Like a lot of other British winners in this category (Vanessa Redgrave or Judi Dench), Peggy Ashcroft is able to light up the screen whenever she appears and tell a lot about her character with just a small look or gesture. Her Mrs. Moore is the only voice of sanity in A Passage to India, she full of tolerance, has no prejudices and, as she tells other British visitors, would like ‘to come across some of the Indians socially. As friends.’ The character of Mrs. Moore could easily have been turned into a saint, but Peggy Ashcroft wisely avoids making her saint-like and instead simply turns her into an old and wise woman who uses her experiences to lead the life she thinks is best.
Peggy Ashcroft shines in the scene when she first meets the Indian doctor in a mosque in the middle of the night. He tells her ‘You have no rights here. You should have taken off your shoes!’ and she answers ‘But I have taken off my shoes. I left them outside.’ Dr. Aziz is surprised because most English ladies never take off her shoes, especially when they think no one is there to see. Mrs. Moore simply says ‘God is here.’ Later, she is a guest at a party where the Indians are again treated like dirt by the English hosts. Full of rage, she says to her son ‘This is one of the most unnatural affairs I have ever attended!’ Peggy Ashcroft remains completely natural during her entire performance, never trying to gain the audience’s sympathy by playing a ‘nice, little old lady’ but instead crafts an intelligent character who becomes the center of the whole story.

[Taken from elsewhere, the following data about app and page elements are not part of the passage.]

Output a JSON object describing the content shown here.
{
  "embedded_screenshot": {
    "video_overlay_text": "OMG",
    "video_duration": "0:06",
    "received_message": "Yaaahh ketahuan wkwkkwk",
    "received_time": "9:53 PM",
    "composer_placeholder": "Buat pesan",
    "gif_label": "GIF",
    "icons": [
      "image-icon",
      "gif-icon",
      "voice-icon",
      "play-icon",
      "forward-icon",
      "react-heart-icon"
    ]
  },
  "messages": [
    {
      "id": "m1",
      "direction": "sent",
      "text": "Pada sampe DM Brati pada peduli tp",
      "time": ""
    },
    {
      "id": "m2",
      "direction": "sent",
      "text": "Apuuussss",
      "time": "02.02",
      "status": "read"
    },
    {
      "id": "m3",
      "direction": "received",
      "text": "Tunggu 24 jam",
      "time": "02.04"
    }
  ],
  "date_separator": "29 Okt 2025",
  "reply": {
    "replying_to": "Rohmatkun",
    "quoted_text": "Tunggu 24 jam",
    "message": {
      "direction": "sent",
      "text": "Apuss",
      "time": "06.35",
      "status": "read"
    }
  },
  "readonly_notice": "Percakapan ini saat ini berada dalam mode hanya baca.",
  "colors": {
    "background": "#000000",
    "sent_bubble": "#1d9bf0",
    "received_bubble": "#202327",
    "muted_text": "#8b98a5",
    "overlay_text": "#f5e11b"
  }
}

Peggy Ashcroft’s most impressive scenes are when she and Adela visit some caves and Mrs. Moore gets frightened and runs outsight, scared and shaking by the echo and the darkness. Later, she tells Adela with a shaking voice ‘I think like many old people I sometimes think we are merely passing figures in a godless universe.’ In this scene, she shows that Mrs. Moore is already realizing that life will not go on forever and that death is starting to look more and more realistic. The way she looked at a tombstone earlier or grabs her chest with a look of pain later strengthens these impressions.

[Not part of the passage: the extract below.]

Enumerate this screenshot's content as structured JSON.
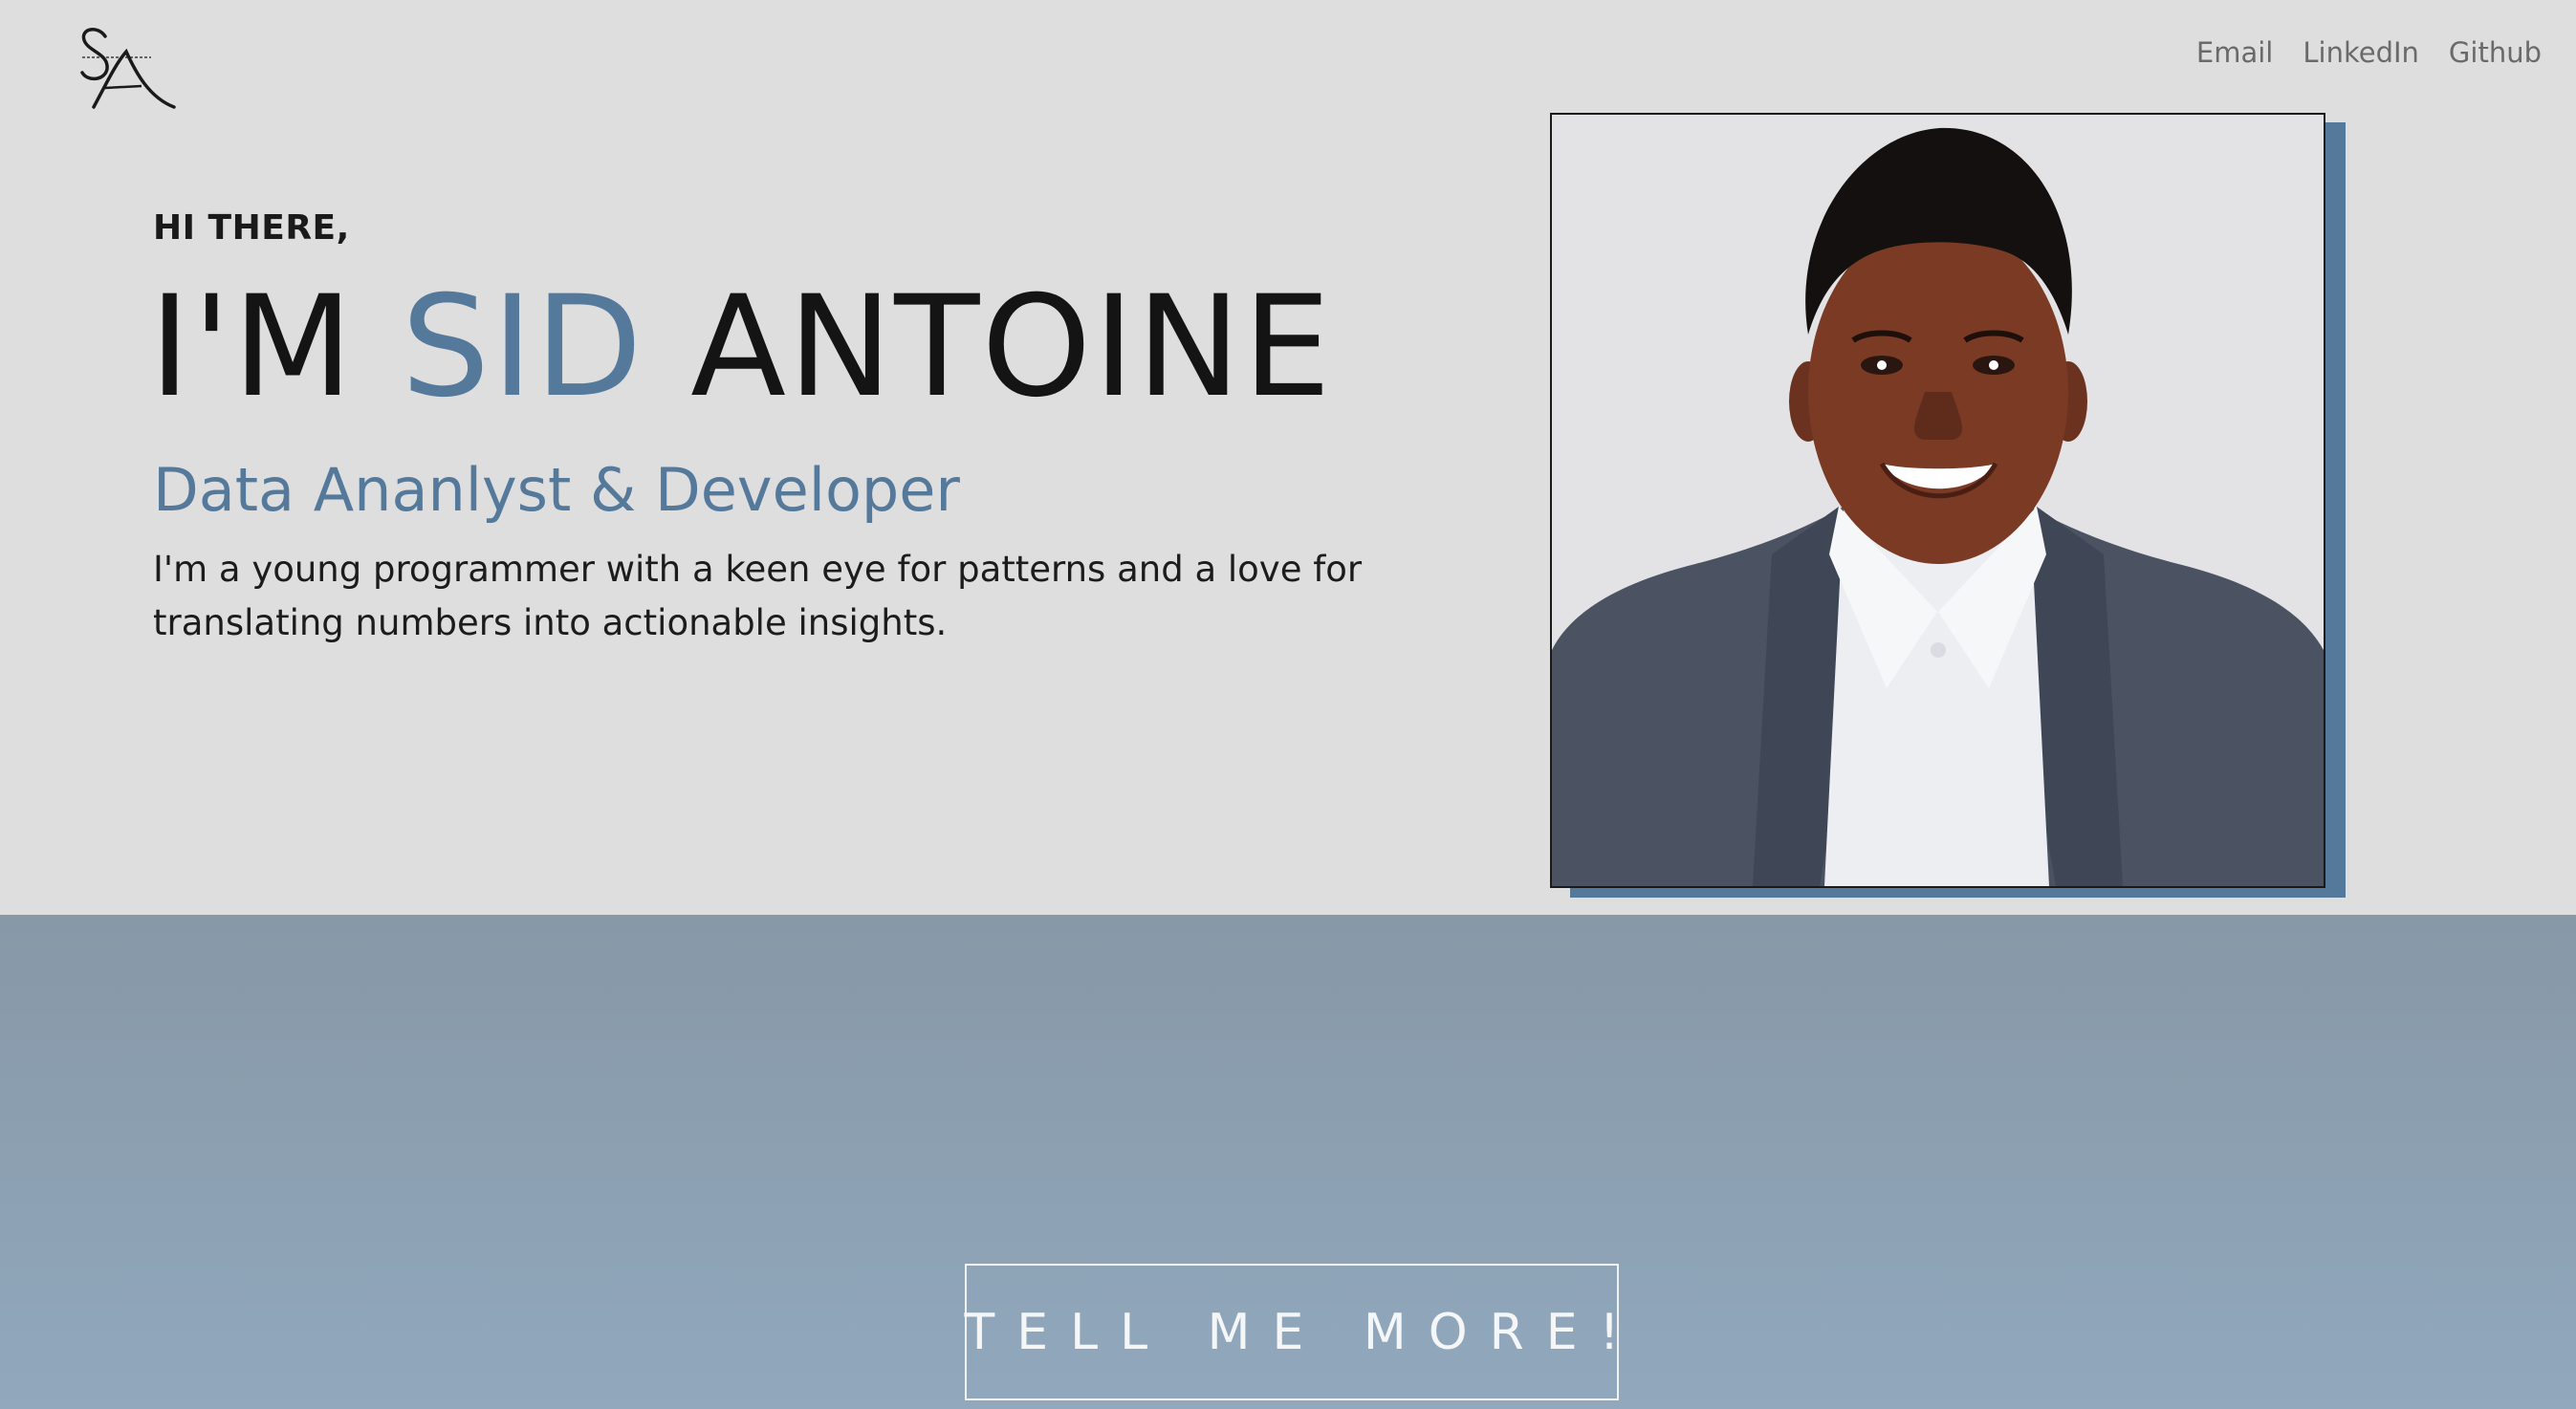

As mentioned before, Peggy Ashcroft can tell the whole life of her character with just a small look. When she talks about her second husband, who, in her own words, was very unconventional, Peggy Ashcrofts lets the whole past of Mrs. Moore come alive in just a few seconds. There is no need to tell about her past but everything is so easy to imagine.

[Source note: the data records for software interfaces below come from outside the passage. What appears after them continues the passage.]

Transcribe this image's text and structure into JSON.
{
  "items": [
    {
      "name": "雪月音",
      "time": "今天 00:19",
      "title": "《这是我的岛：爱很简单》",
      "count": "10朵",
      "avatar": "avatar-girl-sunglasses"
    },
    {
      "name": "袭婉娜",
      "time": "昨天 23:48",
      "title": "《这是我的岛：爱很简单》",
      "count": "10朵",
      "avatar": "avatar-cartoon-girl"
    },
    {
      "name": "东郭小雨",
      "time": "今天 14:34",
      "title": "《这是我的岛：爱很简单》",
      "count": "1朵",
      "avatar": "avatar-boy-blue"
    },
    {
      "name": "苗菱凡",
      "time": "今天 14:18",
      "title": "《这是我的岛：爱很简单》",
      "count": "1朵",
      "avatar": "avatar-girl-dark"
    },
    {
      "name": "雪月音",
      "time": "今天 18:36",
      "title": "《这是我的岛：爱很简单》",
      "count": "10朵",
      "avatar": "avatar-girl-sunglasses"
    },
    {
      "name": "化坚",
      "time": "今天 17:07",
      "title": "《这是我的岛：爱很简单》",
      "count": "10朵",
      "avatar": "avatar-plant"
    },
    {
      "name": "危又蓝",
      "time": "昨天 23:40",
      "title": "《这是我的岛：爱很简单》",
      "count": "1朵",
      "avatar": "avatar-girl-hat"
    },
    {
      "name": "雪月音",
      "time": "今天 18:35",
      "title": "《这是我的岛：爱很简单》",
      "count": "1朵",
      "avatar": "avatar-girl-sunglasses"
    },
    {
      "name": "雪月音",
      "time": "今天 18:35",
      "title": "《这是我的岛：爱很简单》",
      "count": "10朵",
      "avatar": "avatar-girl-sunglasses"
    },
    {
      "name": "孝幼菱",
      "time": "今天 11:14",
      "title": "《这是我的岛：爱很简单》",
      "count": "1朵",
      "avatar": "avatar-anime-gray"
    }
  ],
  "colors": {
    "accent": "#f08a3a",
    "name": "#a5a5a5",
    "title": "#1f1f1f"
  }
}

Overall, a wonderful performance that shows that great acting knows no age.